What needs to be done:
Would you copy each line of the data below that has "label"?

[Dataset rows describing interfaces]
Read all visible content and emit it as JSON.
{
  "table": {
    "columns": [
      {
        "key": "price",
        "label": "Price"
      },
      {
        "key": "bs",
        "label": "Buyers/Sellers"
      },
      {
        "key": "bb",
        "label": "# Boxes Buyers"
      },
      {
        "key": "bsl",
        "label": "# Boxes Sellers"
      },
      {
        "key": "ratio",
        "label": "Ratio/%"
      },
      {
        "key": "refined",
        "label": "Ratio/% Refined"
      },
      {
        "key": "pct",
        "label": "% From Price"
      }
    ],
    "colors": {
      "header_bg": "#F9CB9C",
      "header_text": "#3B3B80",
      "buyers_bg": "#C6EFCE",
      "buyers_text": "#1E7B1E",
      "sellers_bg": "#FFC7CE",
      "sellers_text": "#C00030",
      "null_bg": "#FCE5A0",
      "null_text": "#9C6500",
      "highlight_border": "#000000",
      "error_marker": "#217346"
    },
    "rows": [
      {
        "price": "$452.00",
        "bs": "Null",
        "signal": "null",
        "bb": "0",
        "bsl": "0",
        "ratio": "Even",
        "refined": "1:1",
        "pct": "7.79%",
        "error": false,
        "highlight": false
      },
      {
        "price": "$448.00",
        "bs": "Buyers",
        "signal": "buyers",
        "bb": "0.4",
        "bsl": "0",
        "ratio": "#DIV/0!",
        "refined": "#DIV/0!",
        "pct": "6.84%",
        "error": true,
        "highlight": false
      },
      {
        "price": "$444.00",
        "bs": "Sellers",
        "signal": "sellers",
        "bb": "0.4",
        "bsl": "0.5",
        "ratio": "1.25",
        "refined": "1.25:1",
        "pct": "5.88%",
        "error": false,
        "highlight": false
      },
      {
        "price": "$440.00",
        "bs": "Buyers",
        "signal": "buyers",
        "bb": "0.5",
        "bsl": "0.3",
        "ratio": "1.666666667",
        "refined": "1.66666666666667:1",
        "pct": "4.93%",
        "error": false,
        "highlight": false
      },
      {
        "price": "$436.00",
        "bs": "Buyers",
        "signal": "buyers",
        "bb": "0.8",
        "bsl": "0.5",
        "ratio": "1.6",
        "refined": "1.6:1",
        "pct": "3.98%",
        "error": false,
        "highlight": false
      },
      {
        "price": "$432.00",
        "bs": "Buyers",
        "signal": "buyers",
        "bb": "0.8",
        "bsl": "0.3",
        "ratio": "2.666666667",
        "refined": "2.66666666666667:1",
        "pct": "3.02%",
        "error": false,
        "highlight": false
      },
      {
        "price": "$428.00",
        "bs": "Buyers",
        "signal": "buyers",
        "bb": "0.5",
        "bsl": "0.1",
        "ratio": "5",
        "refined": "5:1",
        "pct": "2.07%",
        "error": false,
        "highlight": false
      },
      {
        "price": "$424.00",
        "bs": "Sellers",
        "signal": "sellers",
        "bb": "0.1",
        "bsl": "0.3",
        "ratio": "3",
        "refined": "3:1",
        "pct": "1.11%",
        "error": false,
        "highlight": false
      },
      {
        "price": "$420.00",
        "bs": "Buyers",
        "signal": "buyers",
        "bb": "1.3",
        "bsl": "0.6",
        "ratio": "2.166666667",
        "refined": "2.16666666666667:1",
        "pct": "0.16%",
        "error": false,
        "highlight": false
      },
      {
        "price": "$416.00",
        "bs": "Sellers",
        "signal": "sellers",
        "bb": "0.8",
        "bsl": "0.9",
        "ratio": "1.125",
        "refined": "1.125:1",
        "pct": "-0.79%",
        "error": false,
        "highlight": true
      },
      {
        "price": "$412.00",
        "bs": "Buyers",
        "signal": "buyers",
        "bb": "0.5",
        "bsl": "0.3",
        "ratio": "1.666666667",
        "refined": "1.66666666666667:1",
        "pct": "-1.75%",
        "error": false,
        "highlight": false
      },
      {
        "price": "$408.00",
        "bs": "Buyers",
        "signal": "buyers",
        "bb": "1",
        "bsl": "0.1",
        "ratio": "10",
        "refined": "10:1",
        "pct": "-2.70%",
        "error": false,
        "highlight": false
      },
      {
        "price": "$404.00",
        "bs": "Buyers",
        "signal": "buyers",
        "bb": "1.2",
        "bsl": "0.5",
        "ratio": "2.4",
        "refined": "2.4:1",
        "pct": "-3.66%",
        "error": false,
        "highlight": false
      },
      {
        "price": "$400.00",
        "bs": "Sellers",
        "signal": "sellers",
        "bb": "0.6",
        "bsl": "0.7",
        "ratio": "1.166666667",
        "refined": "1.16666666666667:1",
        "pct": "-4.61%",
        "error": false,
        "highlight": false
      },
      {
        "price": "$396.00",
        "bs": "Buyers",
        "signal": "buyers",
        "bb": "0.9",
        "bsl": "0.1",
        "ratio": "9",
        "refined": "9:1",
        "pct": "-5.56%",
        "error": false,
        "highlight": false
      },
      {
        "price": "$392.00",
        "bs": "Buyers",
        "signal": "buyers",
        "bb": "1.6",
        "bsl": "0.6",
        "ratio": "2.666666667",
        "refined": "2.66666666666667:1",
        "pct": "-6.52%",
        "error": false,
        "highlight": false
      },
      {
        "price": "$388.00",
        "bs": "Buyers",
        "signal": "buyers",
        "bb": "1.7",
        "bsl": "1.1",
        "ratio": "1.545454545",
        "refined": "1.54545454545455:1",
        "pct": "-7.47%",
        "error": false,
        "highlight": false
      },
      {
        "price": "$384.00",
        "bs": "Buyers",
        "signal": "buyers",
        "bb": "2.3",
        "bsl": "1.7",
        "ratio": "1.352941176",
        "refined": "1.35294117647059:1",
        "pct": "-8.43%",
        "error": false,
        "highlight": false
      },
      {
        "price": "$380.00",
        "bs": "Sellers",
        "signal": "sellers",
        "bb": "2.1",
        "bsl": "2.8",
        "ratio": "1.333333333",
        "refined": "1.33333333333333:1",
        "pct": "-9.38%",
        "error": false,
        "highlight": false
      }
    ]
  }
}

Result for this exercise:
        "label": "Price"
        "label": "Buyers/Sellers"
        "label": "# Boxes Buyers"
        "label": "# Boxes Sellers"
        "label": "Ratio/%"
        "label": "Ratio/% Refined"
        "label": "% From Price"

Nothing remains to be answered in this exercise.